Data records:

┌────────

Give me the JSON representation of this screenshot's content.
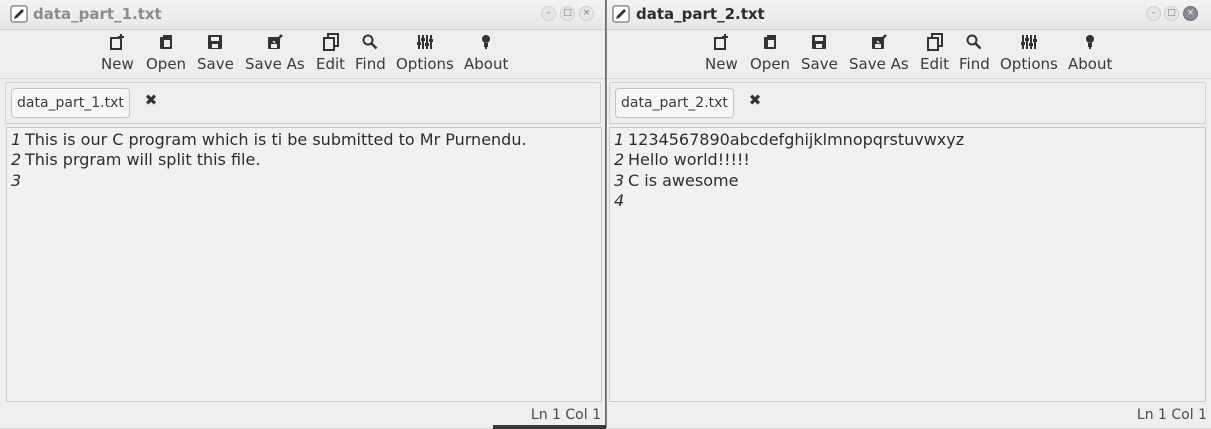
{
  "windows": [
    {
      "title": "data_part_1.txt",
      "toolbar": [
        "New",
        "Open",
        "Save",
        "Save As",
        "Edit",
        "Find",
        "Options",
        "About"
      ],
      "tab_label": "data_part_1.txt",
      "lines": [
        {
          "n": "1",
          "text": "This is our C program which is ti be submitted to Mr Purnendu."
        },
        {
          "n": "2",
          "text": "This prgram will split this file."
        },
        {
          "n": "3",
          "text": ""
        }
      ],
      "status": "Ln 1 Col 1"
    },
    {
      "title": "data_part_2.txt",
      "toolbar": [
        "New",
        "Open",
        "Save",
        "Save As",
        "Edit",
        "Find",
        "Options",
        "About"
      ],
      "tab_label": "data_part_2.txt",
      "lines": [
        {
          "n": "1",
          "text": "1234567890abcdefghijklmnopqrstuvwxyz"
        },
        {
          "n": "2",
          "text": "Hello world!!!!!"
        },
        {
          "n": "3",
          "text": "C is awesome"
        },
        {
          "n": "4",
          "text": ""
        }
      ],
      "status": "Ln 1 Col 1"
    }
  ],
  "icons": {
    "title": "pencil-icon",
    "toolbar": [
      "new-file-icon",
      "open-icon",
      "save-icon",
      "save-as-icon",
      "edit-icon",
      "find-icon",
      "options-icon",
      "about-icon"
    ],
    "tab_close": "close-x-icon",
    "tab_close_glyph": "✖",
    "window_controls": [
      "minimize-icon",
      "maximize-icon",
      "close-icon"
    ]
  }
}
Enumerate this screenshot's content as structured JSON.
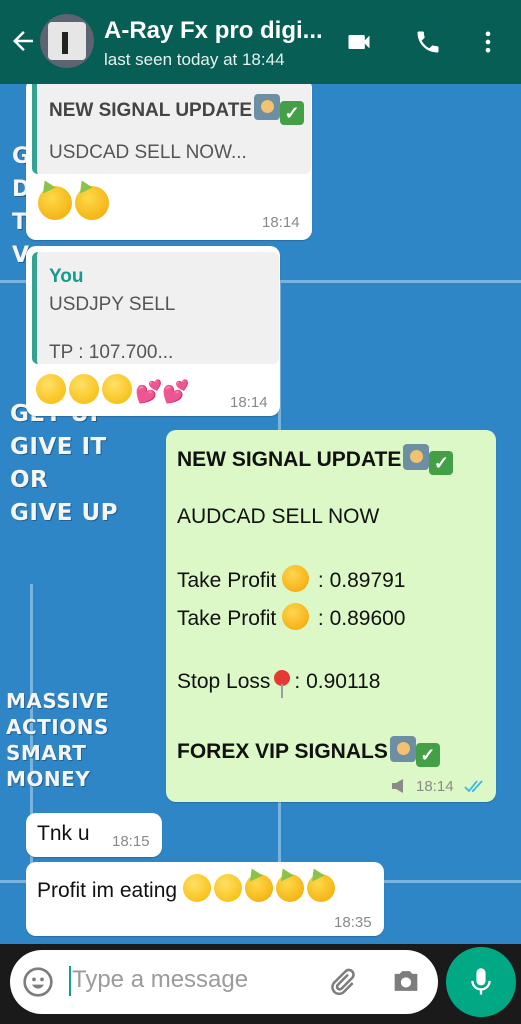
{
  "header": {
    "contact_name": "A-Ray Fx pro digi...",
    "last_seen": "last seen today at 18:44"
  },
  "wallpaper": {
    "lines1": [
      "G",
      "D",
      "T",
      "V"
    ],
    "lines2": [
      "GET UP",
      "GIVE IT",
      "OR",
      "GIVE UP"
    ],
    "lines3": [
      "MASSIVE",
      "ACTIONS",
      "SMART",
      "MONEY"
    ]
  },
  "messages": {
    "m1": {
      "quote_line1": "NEW SIGNAL UPDATE",
      "quote_line2": "USDCAD SELL NOW...",
      "time": "18:14"
    },
    "m2": {
      "quote_name": "You",
      "quote_line1": "USDJPY SELL",
      "quote_line2": "TP : 107.700...",
      "time": "18:14"
    },
    "m3": {
      "line1": "NEW SIGNAL UPDATE",
      "line2": "AUDCAD SELL NOW",
      "tp1_label": "Take Profit",
      "tp1_value": ": 0.89791",
      "tp2_label": "Take Profit",
      "tp2_value": ": 0.89600",
      "sl_label": "Stop Loss",
      "sl_value": ": 0.90118",
      "footer": "FOREX VIP SIGNALS",
      "time": "18:14"
    },
    "m4": {
      "text": "Tnk u",
      "time": "18:15"
    },
    "m5": {
      "text": "Profit im eating",
      "time": "18:35"
    }
  },
  "composer": {
    "placeholder": "Type a message"
  },
  "colors": {
    "header": "#075e54",
    "outgoing": "#dcf8c6",
    "incoming": "#ffffff",
    "accent": "#00a884",
    "wallpaper": "#2f86c6"
  },
  "icons": [
    "back-arrow-icon",
    "video-call-icon",
    "phone-icon",
    "more-options-icon",
    "emoji-icon",
    "attach-icon",
    "camera-icon",
    "mic-icon",
    "double-check-icon"
  ]
}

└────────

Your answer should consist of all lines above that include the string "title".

• [Output of the exercise]
      "title": "data_part_1.txt",
      "title": "data_part_2.txt",
    "title": "pencil-icon",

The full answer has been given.